▸ **TASK DESCRIPTION**: Once you find the line in the listing below that contains "Enumerate this screenshot's", copy it and every following line exactly, stopping at the end.

╭─ SUPPLIED DATA

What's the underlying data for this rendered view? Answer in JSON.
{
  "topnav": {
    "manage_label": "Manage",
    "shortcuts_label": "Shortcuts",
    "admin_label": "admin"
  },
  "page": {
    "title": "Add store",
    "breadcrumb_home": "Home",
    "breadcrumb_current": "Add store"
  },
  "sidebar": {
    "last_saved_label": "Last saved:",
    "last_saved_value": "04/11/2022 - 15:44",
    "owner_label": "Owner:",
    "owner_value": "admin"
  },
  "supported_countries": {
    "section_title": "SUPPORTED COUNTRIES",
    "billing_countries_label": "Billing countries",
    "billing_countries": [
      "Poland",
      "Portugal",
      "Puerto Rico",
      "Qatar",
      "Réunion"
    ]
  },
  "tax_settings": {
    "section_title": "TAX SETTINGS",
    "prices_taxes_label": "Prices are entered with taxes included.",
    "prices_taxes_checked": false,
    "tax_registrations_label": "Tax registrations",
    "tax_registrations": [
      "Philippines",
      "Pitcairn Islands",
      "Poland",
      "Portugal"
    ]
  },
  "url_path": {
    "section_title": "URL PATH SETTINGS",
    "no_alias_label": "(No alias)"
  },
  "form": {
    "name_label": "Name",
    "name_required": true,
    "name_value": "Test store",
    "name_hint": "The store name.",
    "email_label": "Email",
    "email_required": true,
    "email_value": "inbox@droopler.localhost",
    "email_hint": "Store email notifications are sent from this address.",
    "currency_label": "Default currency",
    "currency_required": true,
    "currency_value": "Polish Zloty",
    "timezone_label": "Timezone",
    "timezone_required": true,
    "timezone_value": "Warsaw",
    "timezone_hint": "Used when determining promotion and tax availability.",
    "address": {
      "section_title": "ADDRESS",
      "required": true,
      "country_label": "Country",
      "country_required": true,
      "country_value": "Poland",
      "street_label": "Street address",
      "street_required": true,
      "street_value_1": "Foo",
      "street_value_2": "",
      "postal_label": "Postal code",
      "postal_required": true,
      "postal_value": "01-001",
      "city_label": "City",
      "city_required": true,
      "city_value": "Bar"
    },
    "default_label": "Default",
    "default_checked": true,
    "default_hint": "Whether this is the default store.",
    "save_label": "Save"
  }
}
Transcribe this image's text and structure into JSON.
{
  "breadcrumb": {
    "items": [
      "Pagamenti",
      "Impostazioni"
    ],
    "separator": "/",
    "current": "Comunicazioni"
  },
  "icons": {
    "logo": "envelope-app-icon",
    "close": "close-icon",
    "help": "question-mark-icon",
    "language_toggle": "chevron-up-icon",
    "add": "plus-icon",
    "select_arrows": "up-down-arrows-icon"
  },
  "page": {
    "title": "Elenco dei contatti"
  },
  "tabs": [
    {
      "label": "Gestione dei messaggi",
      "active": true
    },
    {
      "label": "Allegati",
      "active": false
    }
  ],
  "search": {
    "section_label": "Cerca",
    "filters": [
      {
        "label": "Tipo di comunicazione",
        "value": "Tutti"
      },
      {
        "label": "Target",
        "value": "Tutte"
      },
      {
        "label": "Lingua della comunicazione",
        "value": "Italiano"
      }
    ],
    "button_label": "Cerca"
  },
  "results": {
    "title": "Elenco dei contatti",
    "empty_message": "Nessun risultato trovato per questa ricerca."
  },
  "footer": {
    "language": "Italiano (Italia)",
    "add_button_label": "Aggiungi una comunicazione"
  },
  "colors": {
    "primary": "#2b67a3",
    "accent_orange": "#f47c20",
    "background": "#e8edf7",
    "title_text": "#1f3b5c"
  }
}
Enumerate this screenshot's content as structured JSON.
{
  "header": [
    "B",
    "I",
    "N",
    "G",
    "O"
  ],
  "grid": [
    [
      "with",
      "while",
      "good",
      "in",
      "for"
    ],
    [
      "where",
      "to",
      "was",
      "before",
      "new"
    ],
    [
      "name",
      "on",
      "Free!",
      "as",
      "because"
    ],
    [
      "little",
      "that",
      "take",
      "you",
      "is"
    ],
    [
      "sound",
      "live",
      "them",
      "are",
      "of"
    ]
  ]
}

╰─

▸ **PROBLEM SOLUTION**:
Enumerate this screenshot's content as structured JSON.
{
  "header": [
    "B",
    "I",
    "N",
    "G",
    "O"
  ],
  "grid": [
    [
      "with",
      "while",
      "good",
      "in",
      "for"
    ],
    [
      "where",
      "to",
      "was",
      "before",
      "new"
    ],
    [
      "name",
      "on",
      "Free!",
      "as",
      "because"
    ],
    [
      "little",
      "that",
      "take",
      "you",
      "is"
    ],
    [
      "sound",
      "live",
      "them",
      "are",
      "of"
    ]
  ]
}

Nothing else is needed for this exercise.